Sundance 2022 is in Full Swing, and Fully Online


2022 Sundance Film Festival (Courtesy Sundance Institute)

By Frank Gardner, Assistant Arts Editor


Sundance 2022 is here, and for the second consecutive year it’s completely online. Though this wasn’t always the plan, Festival Director Tabitha Jackson is confident it’s the best option for keeping everyone safe and ensuring things run smoothly. 

The Pivot to a Virtual Festival 

In a press conference Thursday morning, Jackson expressed her distaste for the word everybody keeps throwing around: virtual. “I don’t like saying virtual because there’s nothing unreal about it. The essence of a festival is a gathering, a convergence of the work, the makers and the receivers, who are the audiences.”

This gathering was initially imagined to be a hybrid festival with both in-person and online screenings options. In a last-minute move, Jackson announced two weeks ago that this year would be completely online. The initial plan to offer some virtual screenings meant that it was a very smooth transition to a completely online platform. Jackson said that it was “very easy because we designed the festival to be hybrid, so the online component already existed.”

The hard part then, she said, was managing the disappointment of festival-goers and those in the industry excited to finally be meeting again after two long years apart. However, the decision should be unsurprising to most as Utah is struggling hard against the omicron variant. With case numbers now more than double what they were last winter, barely 60% of the population fully vaccinated, and legislation at the state level barring mask mandates, it’s no wonder Sundance organizers made the decision to go virtual.

This Year’s Selections

Despite the challenges posed by the pandemic both in organizing the festival and in movie production during the last couple years, Sundance 2022 is proving to be one of the most innovative yet. Chief Curator Shari Frilot attributes this in part to the hurdles caused by the events of the last two years that have forced filmmakers to get creative. “One of the things that is really notable and inspiring is we saw the lockdown affect our theater community and our dance community, and we are seeing the community turning to creative technologists in astonishing ways,” Frilot said, mentioning projects like Cie Gille Jobin Company’s “Cosmogony” and Sam Green’s “32 Sounds.”

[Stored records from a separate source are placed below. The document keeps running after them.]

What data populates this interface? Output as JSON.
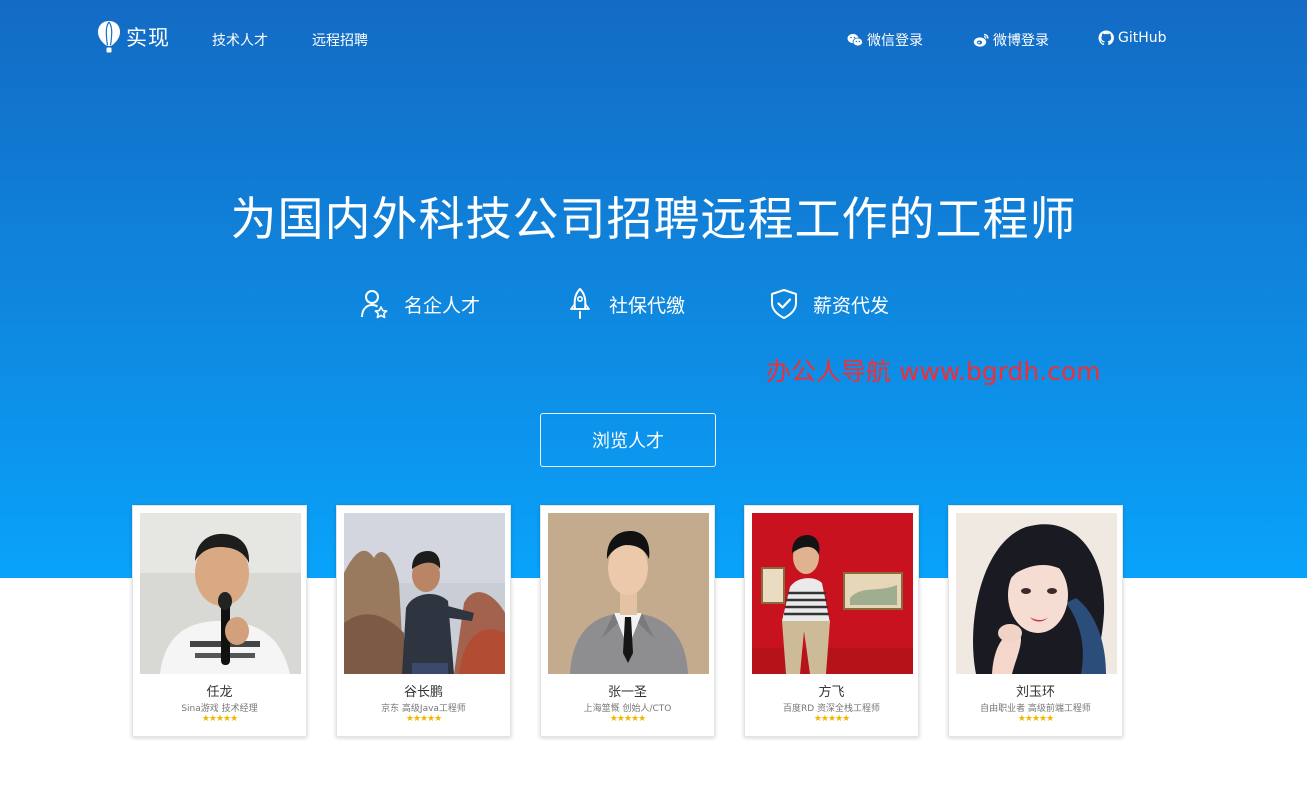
{
  "nav": {
    "logo_text": "实现",
    "links": [
      "技术人才",
      "远程招聘"
    ],
    "wechat_login": "微信登录",
    "weibo_login": "微博登录",
    "github": "GitHub"
  },
  "hero": {
    "headline": "为国内外科技公司招聘远程工作的工程师",
    "features": [
      "名企人才",
      "社保代缴",
      "薪资代发"
    ],
    "watermark": "办公人导航 www.bgrdh.com",
    "browse_button": "浏览人才"
  },
  "cards": [
    {
      "name": "任龙",
      "title": "Sina游戏   技术经理",
      "stars": "★★★★★"
    },
    {
      "name": "谷长鹏",
      "title": "京东   高级Java工程师",
      "stars": "★★★★★"
    },
    {
      "name": "张一圣",
      "title": "上海筮慨   创始人/CTO",
      "stars": "★★★★★"
    },
    {
      "name": "方飞",
      "title": "百度RD   资深全栈工程师",
      "stars": "★★★★★"
    },
    {
      "name": "刘玉环",
      "title": "自由职业者   高级前端工程师",
      "stars": "★★★★★"
    }
  ],
  "colors": {
    "hero_top": "#136bc4",
    "hero_bottom": "#09a3fb",
    "watermark": "#ef2f35",
    "star": "#f5b400"
  }
}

Director of Programming Kim Yutani notes the diversity of the 2022 festival’s offerings as some of the most wide-reaching yet, with 82 films selected out of 14,849 submissions from 24 different countries. “As we went into our submission season, we wondered if it would be feast or famine with this ongoing global pandemic. We weren’t sure how that would affect creative output. I’m happy to say, submissions were really healthy, and once again we were surprised that artists found ways to sustain themselves to make work, despite the challenges.” 

A Reflection of Our Times 

Yutani, and other organizers also mention the political themes and contemporary subject matter of many of the films. “We saw a lot of work that looked at the current state of the environment and we have works that address climate politics,” she said. “We also saw films that deal with injustice, especially from the viewpoint of people of color and women, and we noticed a lot of films around reproductive rights.”

This is certainly evident just from scanning the synopsis’ of the films in this year’s selections. It’s difficult to find films without at the very least undercurrents of political and socially challenging themes.

In years past, Sundance has been a champion of these kinds of films but has sent mixed messages about its own responsibilities. The festival includes a land acknowledgement before every screening, stressing the importance of supporting Indigenous resistance and environmental protection, while at the same time offers a platform for the sale of NFTs which are known to be hugely destructive to the environment

As with every year, the takeaways from Sundance should come not from festival organizers but from the independent voices of community leaders, activists and storytellers who offer up the labors of their creative efforts to be critically engaged with and enjoyed by all. 


More information, tickets and screenings, visit the Sundance official website.